There is something very satisfying about seeing someone publicly confronted with evidence of their own double standards, particularly when the argument is strong and clearly presented. Perhaps that’s why a 15-minute video clip of a speech by Julia Gillard, Australia’s prime minister, has gone viral. In parliament on Tuesday, Gillard launched into a lacerating tirade against the leader of the opposition, Tony Abbott, accusing him of hypocrisy after he called for the Speaker of the House to be fired for sexist text messages.
The effectiveness of Gillard’s speech lies in its reliance on fact: she has simply collated multiple examples when Abbott was clearly sexist, and takes the listener through them one by one, giving dates and context. The passion is evident in her voice and her clenched jaw, but she never dissolves into incoherent fury, despite the personal insults she recounts receiving from Abbott (he once appeared to bring her unmarried state into the political debate, asking if she wished to ‘politically speaking, make an honest woman’ of herself; another time, he stood next to a placard that said ‘Ditch the Witch’).
Now, it should be noted that through her speech, Gillard was pursuing a political end entirely separate to the protection of equal rights – she was also arguing against a motion to force the disgraced Speaker of the House, Peter Slipper, to leave office. That was an outcome she wanted to avoid because she had herself helped Slipper secure his job, and he counted towards the Labor party majority. In the end, the motion to forcibly remove Slipper was defeated – but he resigned anyway.
Regardless of your politics, the speech makes for an invigorating watch. The full transcript is here – but we’ve pulled out some of the best quotes [our emphasis] below.
Update: A bit of extra context. At one point during the speech, Gillard criticizes Abbott for saying: “Every day the Prime Minister stands in this place to defend this Speaker will be… another day of shame for a government which should already have died of shame.” The reason she resents those words is because they echo comments made by an Australian shock jock after the death of her father last month. During a speech at a young Liberal party gathering, the broadcaster Alan Jones said: “The old man recently died a few weeks ago of shame. To think that he had a daughter who told lies every time she stood for parliament.”
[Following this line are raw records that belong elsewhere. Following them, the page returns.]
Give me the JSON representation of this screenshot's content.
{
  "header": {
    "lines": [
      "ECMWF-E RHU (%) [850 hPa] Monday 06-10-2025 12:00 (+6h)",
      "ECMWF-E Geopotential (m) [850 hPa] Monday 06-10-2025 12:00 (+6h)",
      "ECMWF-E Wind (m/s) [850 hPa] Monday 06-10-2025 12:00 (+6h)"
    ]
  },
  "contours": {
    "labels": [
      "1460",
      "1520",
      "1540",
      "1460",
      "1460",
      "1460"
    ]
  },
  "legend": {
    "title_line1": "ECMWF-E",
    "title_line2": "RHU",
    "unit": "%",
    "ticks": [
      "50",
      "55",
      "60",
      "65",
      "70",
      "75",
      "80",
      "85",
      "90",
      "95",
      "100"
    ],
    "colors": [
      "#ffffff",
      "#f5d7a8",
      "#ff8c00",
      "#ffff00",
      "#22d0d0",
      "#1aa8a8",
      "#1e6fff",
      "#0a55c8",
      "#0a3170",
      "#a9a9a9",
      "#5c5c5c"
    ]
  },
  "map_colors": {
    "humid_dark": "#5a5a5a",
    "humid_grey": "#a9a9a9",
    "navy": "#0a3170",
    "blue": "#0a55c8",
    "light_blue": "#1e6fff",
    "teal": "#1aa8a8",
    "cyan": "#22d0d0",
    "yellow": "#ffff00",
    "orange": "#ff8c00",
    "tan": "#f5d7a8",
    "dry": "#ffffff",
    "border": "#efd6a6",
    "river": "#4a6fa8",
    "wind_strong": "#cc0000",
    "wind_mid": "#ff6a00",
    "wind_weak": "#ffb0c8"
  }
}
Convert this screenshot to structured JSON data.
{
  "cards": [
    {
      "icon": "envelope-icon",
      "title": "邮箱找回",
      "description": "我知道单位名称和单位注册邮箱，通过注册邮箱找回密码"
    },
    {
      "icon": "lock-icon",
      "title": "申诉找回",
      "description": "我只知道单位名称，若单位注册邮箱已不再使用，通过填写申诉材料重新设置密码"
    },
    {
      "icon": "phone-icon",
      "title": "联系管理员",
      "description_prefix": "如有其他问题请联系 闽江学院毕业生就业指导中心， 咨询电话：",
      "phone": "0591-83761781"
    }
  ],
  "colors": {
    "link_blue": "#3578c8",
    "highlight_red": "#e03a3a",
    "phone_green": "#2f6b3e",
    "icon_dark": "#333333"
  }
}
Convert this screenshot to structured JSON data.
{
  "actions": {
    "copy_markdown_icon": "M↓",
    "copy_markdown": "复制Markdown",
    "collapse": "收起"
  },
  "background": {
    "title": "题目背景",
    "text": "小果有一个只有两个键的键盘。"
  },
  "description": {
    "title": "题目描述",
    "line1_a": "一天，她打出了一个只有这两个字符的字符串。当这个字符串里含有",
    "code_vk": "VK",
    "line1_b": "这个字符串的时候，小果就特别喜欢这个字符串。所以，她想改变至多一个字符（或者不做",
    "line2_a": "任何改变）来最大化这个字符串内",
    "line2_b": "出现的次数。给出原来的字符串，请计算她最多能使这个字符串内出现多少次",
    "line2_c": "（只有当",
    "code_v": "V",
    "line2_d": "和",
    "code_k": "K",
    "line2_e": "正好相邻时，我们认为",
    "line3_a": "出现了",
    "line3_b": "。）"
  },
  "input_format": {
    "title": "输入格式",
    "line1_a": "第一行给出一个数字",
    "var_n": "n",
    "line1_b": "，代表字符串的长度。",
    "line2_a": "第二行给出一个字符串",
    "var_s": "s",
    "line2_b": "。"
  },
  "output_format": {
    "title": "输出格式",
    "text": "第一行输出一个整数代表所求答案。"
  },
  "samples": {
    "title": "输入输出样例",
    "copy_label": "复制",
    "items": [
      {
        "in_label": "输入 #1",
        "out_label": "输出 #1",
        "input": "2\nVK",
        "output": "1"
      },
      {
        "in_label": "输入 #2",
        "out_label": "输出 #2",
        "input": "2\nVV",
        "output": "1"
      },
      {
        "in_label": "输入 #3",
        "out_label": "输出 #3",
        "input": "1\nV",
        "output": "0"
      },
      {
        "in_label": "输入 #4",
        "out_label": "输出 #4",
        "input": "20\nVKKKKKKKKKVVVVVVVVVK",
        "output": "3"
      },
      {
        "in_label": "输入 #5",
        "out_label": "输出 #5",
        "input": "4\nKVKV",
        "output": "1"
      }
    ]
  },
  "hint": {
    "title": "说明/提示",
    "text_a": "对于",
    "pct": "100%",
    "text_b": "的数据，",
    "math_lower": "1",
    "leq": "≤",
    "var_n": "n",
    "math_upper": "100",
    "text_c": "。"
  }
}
Back to the speech:
“I say to the Opposition I will not be lectured about sexism and misogyny by this man…
The Leader of the Opposition says that people who hold sexist views and who are misogynists are not appropriate for high office. Well I hope the Leader of the Opposition has got a piece of paper and he is writing out his resignation. Because if he wants to know what misogyny looks like in modern Australia, he doesn’t need a motion in the House of Representatives, he needs a mirror…
He has said, and I quote, in a discussion about women being under-represented in institutions of power in Australia… “If it’s true… that men have more power generally speaking than women, is that a bad thing?…what if men are by physiology or temperament, more adapted to exercise authority or to issue command?”
This is the man from whom we’re supposed to take lectures about sexism. And then of course it goes on. I was very offended personally when the Leader of the Opposition, as Minister of Health, said, and I quote, “Abortion is the easy way out.”
…I was offended too by the sexism, by the misogyny of the Leader of the Opposition catcalling across this table at me as I sit here as Prime Minister, “If the Prime Minister wants to, politically speaking, make an honest woman of herself…”
…I was offended when the Leader of the Opposition went outside in the front of Parliament and stood next to a sign that said “Ditch the witch.”
I was offended when the Leader of the Opposition stood next to a sign that described me as a man’s bitch.
…And now, the Leader of the Opposition wants to be taken seriously, apparently he’s woken up after this track record and all of these statements, and he’s woken up and he’s gone “Oh dear, there’s this thing called sexism, oh my lords, there’s this thing called misogyny. Now who’s one of them? Oh, the Speaker must be, because that suits my political purpose.”
…what I won’t stand for, what I will never stand for is the Leader of the Opposition coming into this place and peddling a double standard.
…this Parliament today should reject this motion and the Leader of the Opposition should think seriously about the role of women in public life and in Australian society because we are entitled to a better standard than this.”